── Information given ──

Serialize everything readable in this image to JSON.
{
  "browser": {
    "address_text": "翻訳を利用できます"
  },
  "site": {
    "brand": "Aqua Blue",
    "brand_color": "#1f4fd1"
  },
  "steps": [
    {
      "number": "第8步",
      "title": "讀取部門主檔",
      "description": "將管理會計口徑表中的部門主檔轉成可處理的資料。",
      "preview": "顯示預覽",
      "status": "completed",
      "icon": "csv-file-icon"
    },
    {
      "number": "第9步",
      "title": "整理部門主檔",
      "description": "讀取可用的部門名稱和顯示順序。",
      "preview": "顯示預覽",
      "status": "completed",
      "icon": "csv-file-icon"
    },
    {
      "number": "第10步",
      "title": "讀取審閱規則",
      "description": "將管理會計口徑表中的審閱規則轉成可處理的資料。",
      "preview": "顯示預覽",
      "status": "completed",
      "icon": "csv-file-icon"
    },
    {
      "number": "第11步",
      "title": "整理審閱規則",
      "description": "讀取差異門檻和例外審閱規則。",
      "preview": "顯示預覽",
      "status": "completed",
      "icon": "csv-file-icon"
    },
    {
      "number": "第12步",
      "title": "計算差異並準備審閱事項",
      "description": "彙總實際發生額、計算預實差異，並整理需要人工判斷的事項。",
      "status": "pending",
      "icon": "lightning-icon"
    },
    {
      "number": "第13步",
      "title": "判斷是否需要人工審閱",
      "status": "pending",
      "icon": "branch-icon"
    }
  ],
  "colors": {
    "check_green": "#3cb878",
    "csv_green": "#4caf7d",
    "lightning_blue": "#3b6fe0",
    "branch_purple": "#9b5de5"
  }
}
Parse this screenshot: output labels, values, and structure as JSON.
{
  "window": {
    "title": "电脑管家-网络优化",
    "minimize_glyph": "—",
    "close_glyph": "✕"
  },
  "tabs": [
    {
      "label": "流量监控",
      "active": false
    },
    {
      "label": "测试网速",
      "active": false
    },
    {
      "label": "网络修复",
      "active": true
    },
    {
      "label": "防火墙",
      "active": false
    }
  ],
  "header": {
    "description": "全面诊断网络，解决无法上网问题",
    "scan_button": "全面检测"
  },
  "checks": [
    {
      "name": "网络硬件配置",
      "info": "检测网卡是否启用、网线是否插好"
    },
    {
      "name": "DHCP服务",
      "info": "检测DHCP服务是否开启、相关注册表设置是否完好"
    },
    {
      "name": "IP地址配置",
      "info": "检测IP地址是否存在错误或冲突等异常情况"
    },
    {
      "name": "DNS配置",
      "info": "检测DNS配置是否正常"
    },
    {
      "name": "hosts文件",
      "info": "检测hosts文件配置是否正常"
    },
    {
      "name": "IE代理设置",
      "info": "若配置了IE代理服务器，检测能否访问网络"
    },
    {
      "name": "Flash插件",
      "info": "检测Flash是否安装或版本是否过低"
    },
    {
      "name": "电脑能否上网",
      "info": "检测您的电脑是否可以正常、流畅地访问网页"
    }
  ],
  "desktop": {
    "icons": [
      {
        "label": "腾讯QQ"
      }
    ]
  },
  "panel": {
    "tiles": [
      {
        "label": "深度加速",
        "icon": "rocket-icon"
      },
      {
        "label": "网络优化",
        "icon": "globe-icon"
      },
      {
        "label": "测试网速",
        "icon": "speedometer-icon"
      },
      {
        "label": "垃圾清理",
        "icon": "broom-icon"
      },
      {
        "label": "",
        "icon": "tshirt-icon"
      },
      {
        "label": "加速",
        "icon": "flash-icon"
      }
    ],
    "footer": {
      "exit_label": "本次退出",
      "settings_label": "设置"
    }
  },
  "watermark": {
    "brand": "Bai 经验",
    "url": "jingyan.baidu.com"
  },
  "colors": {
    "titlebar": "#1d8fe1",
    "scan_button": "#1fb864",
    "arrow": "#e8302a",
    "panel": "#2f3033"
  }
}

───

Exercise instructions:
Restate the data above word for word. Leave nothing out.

Answer below:
Serialize everything readable in this image to JSON.
{
  "browser": {
    "address_text": "翻訳を利用できます"
  },
  "site": {
    "brand": "Aqua Blue",
    "brand_color": "#1f4fd1"
  },
  "steps": [
    {
      "number": "第8步",
      "title": "讀取部門主檔",
      "description": "將管理會計口徑表中的部門主檔轉成可處理的資料。",
      "preview": "顯示預覽",
      "status": "completed",
      "icon": "csv-file-icon"
    },
    {
      "number": "第9步",
      "title": "整理部門主檔",
      "description": "讀取可用的部門名稱和顯示順序。",
      "preview": "顯示預覽",
      "status": "completed",
      "icon": "csv-file-icon"
    },
    {
      "number": "第10步",
      "title": "讀取審閱規則",
      "description": "將管理會計口徑表中的審閱規則轉成可處理的資料。",
      "preview": "顯示預覽",
      "status": "completed",
      "icon": "csv-file-icon"
    },
    {
      "number": "第11步",
      "title": "整理審閱規則",
      "description": "讀取差異門檻和例外審閱規則。",
      "preview": "顯示預覽",
      "status": "completed",
      "icon": "csv-file-icon"
    },
    {
      "number": "第12步",
      "title": "計算差異並準備審閱事項",
      "description": "彙總實際發生額、計算預實差異，並整理需要人工判斷的事項。",
      "status": "pending",
      "icon": "lightning-icon"
    },
    {
      "number": "第13步",
      "title": "判斷是否需要人工審閱",
      "status": "pending",
      "icon": "branch-icon"
    }
  ],
  "colors": {
    "check_green": "#3cb878",
    "csv_green": "#4caf7d",
    "lightning_blue": "#3b6fe0",
    "branch_purple": "#9b5de5"
  }
}
Parse this screenshot: output labels, values, and structure as JSON.
{
  "window": {
    "title": "电脑管家-网络优化",
    "minimize_glyph": "—",
    "close_glyph": "✕"
  },
  "tabs": [
    {
      "label": "流量监控",
      "active": false
    },
    {
      "label": "测试网速",
      "active": false
    },
    {
      "label": "网络修复",
      "active": true
    },
    {
      "label": "防火墙",
      "active": false
    }
  ],
  "header": {
    "description": "全面诊断网络，解决无法上网问题",
    "scan_button": "全面检测"
  },
  "checks": [
    {
      "name": "网络硬件配置",
      "info": "检测网卡是否启用、网线是否插好"
    },
    {
      "name": "DHCP服务",
      "info": "检测DHCP服务是否开启、相关注册表设置是否完好"
    },
    {
      "name": "IP地址配置",
      "info": "检测IP地址是否存在错误或冲突等异常情况"
    },
    {
      "name": "DNS配置",
      "info": "检测DNS配置是否正常"
    },
    {
      "name": "hosts文件",
      "info": "检测hosts文件配置是否正常"
    },
    {
      "name": "IE代理设置",
      "info": "若配置了IE代理服务器，检测能否访问网络"
    },
    {
      "name": "Flash插件",
      "info": "检测Flash是否安装或版本是否过低"
    },
    {
      "name": "电脑能否上网",
      "info": "检测您的电脑是否可以正常、流畅地访问网页"
    }
  ],
  "desktop": {
    "icons": [
      {
        "label": "腾讯QQ"
      }
    ]
  },
  "panel": {
    "tiles": [
      {
        "label": "深度加速",
        "icon": "rocket-icon"
      },
      {
        "label": "网络优化",
        "icon": "globe-icon"
      },
      {
        "label": "测试网速",
        "icon": "speedometer-icon"
      },
      {
        "label": "垃圾清理",
        "icon": "broom-icon"
      },
      {
        "label": "",
        "icon": "tshirt-icon"
      },
      {
        "label": "加速",
        "icon": "flash-icon"
      }
    ],
    "footer": {
      "exit_label": "本次退出",
      "settings_label": "设置"
    }
  },
  "watermark": {
    "brand": "Bai 经验",
    "url": "jingyan.baidu.com"
  },
  "colors": {
    "titlebar": "#1d8fe1",
    "scan_button": "#1fb864",
    "arrow": "#e8302a",
    "panel": "#2f3033"
  }
}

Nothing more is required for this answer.